INPUT DATA:
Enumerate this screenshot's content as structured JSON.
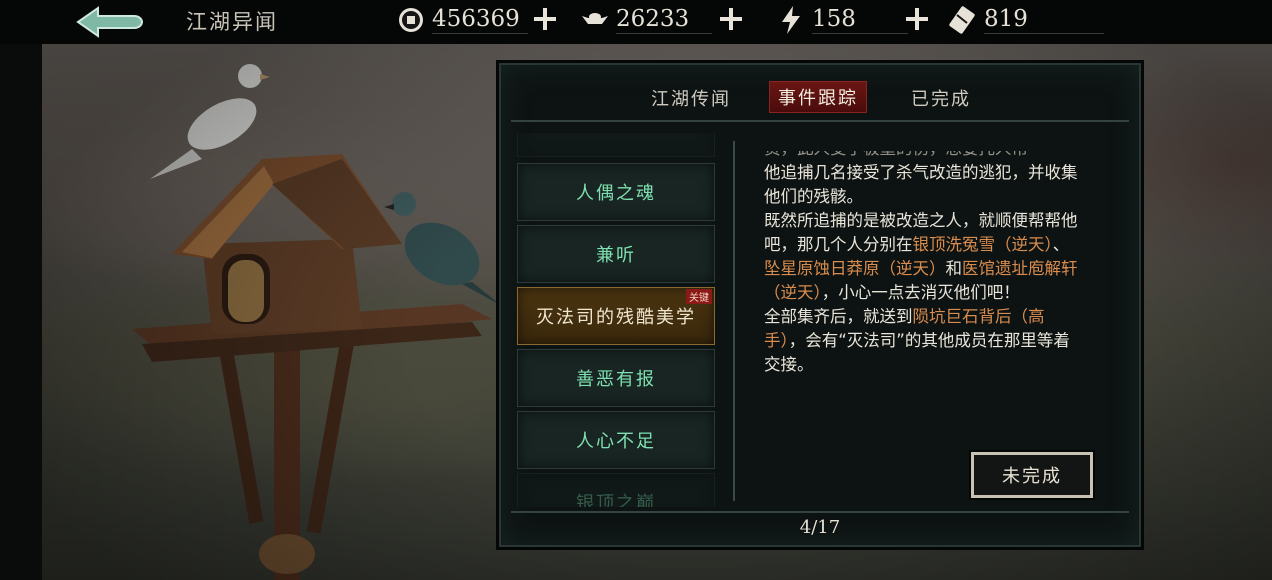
{
  "header": {
    "back_icon": "back-arrow-icon",
    "title": "江湖异闻",
    "resources": [
      {
        "id": "coins",
        "icon": "copper-coin-icon",
        "value": "456369"
      },
      {
        "id": "ingot",
        "icon": "silver-ingot-icon",
        "value": "26233"
      },
      {
        "id": "energy",
        "icon": "lightning-icon",
        "value": "158"
      },
      {
        "id": "ticket",
        "icon": "ticket-icon",
        "value": "819"
      }
    ]
  },
  "tabs": [
    {
      "label": "江湖传闻",
      "active": false
    },
    {
      "label": "事件跟踪",
      "active": true
    },
    {
      "label": "已完成",
      "active": false
    }
  ],
  "event_list": [
    {
      "label": "",
      "state": "partial-top"
    },
    {
      "label": "人偶之魂",
      "state": "normal"
    },
    {
      "label": "兼听",
      "state": "normal"
    },
    {
      "label": "灭法司的残酷美学",
      "state": "selected",
      "badge": "关键"
    },
    {
      "label": "善恶有报",
      "state": "normal"
    },
    {
      "label": "人心不足",
      "state": "normal"
    },
    {
      "label": "银顶之巅",
      "state": "faded"
    }
  ],
  "description": {
    "line_partial": "责，此人受了极重的伤，想要托人帮",
    "line1": "他追捕几名接受了杀气改造的逃犯，并收集他们的残骸。",
    "line2_a": "既然所追捕的是被改造之人，就顺便帮帮他吧，那几个人分别在",
    "loc1": "银顶洗冤雪（逆天）",
    "sep1": "、",
    "loc2": "坠星原蚀日莽原（逆天）",
    "and": "和",
    "loc3": "医馆遗址庖解轩（逆天）",
    "line2_end": "，小心一点去消灭他们吧！",
    "line3_a": "全部集齐后，就送到",
    "loc4": "陨坑巨石背后（高手）",
    "line3_end": "，会有“灭法司”的其他成员在那里等着交接。"
  },
  "status_button": "未完成",
  "pager": "4/17",
  "colors": {
    "accent_green": "#7ee0b0",
    "highlight_orange": "#d98c4e",
    "tab_active_red": "#6a1614"
  }
}
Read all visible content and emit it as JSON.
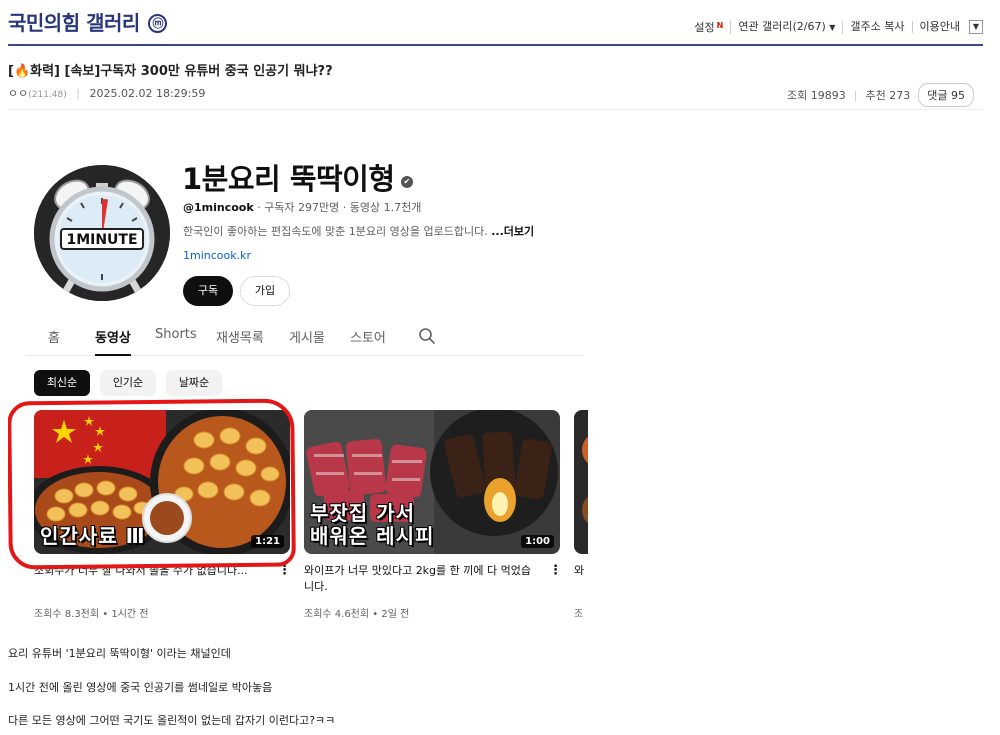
{
  "gallery": {
    "title": "국민의힘 갤러리",
    "badge": "ⓜ",
    "menu": {
      "settings": "설정",
      "settings_new": "N",
      "related": "연관 갤러리(2/67)",
      "copy_url": "갤주소 복사",
      "guide": "이용안내"
    }
  },
  "post": {
    "tag": "[🔥화력]",
    "title": "[속보]구독자 300만 유튜버 중국 인공기 뭐냐??",
    "author": "ㅇㅇ",
    "ip": "(211.48)",
    "datetime": "2025.02.02 18:29:59",
    "views_label": "조회",
    "views": "19893",
    "recommend_label": "추천",
    "recommend": "273",
    "reply_label": "댓글",
    "reply": "95"
  },
  "channel": {
    "avatar_text": "1MINUTE",
    "name": "1분요리 뚝딱이형",
    "verified_icon": "✔",
    "handle": "@1mincook",
    "stats": " · 구독자 297만명 · 동영상 1.7천개",
    "description": "한국인이 좋아하는 편집속도에 맞춘 1분요리 영상을 업로드합니다. ",
    "more": "...더보기",
    "link": "1mincook.kr",
    "subscribe": "구독",
    "join": "가입"
  },
  "tabs": [
    "홈",
    "동영상",
    "Shorts",
    "재생목록",
    "게시물",
    "스토어"
  ],
  "chips": [
    "최신순",
    "인기순",
    "날짜순"
  ],
  "videos": [
    {
      "overlay": "인간사료 Ⅲ",
      "duration": "1:21",
      "title": "조회수가 너무 잘 나와서 솔을 수가 없습니다...",
      "meta": "조회수 8.3천회 • 1시간 전"
    },
    {
      "overlay1": "부잣집 가서",
      "overlay2": "배워온 레시피",
      "duration": "1:00",
      "title": "와이프가 너무 맛있다고 2kg를 한 끼에 다 먹었습니다.",
      "meta": "조회수 4.6천회 • 2일 전"
    },
    {
      "title": "와",
      "meta": "조"
    }
  ],
  "body": [
    "요리 유튜버 '1분요리 뚝딱이형' 이라는 채널인데",
    "1시간 전에 올린 영상에 중국 인공기를 썸네일로 박아놓음",
    "다른 모든 영상에 그어떤 국기도 올린적이 없는데 갑자기 이런다고?ㅋㅋ"
  ],
  "colors": {
    "gallery_blue": "#29367c",
    "highlight_red": "#e51616",
    "link_blue": "#065fd4"
  }
}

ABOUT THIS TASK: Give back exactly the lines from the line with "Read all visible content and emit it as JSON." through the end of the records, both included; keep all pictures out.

WRITTEN SOLUTION:
Read all visible content and emit it as JSON.
{
  "gallery": {
    "title": "국민의힘 갤러리",
    "badge": "ⓜ",
    "menu": {
      "settings": "설정",
      "settings_new": "N",
      "related": "연관 갤러리(2/67)",
      "copy_url": "갤주소 복사",
      "guide": "이용안내"
    }
  },
  "post": {
    "tag": "[🔥화력]",
    "title": "[속보]구독자 300만 유튜버 중국 인공기 뭐냐??",
    "author": "ㅇㅇ",
    "ip": "(211.48)",
    "datetime": "2025.02.02 18:29:59",
    "views_label": "조회",
    "views": "19893",
    "recommend_label": "추천",
    "recommend": "273",
    "reply_label": "댓글",
    "reply": "95"
  },
  "channel": {
    "avatar_text": "1MINUTE",
    "name": "1분요리 뚝딱이형",
    "verified_icon": "✔",
    "handle": "@1mincook",
    "stats": " · 구독자 297만명 · 동영상 1.7천개",
    "description": "한국인이 좋아하는 편집속도에 맞춘 1분요리 영상을 업로드합니다. ",
    "more": "...더보기",
    "link": "1mincook.kr",
    "subscribe": "구독",
    "join": "가입"
  },
  "tabs": [
    "홈",
    "동영상",
    "Shorts",
    "재생목록",
    "게시물",
    "스토어"
  ],
  "chips": [
    "최신순",
    "인기순",
    "날짜순"
  ],
  "videos": [
    {
      "overlay": "인간사료 Ⅲ",
      "duration": "1:21",
      "title": "조회수가 너무 잘 나와서 솔을 수가 없습니다...",
      "meta": "조회수 8.3천회 • 1시간 전"
    },
    {
      "overlay1": "부잣집 가서",
      "overlay2": "배워온 레시피",
      "duration": "1:00",
      "title": "와이프가 너무 맛있다고 2kg를 한 끼에 다 먹었습니다.",
      "meta": "조회수 4.6천회 • 2일 전"
    },
    {
      "title": "와",
      "meta": "조"
    }
  ],
  "body": [
    "요리 유튜버 '1분요리 뚝딱이형' 이라는 채널인데",
    "1시간 전에 올린 영상에 중국 인공기를 썸네일로 박아놓음",
    "다른 모든 영상에 그어떤 국기도 올린적이 없는데 갑자기 이런다고?ㅋㅋ"
  ],
  "colors": {
    "gallery_blue": "#29367c",
    "highlight_red": "#e51616",
    "link_blue": "#065fd4"
  }
}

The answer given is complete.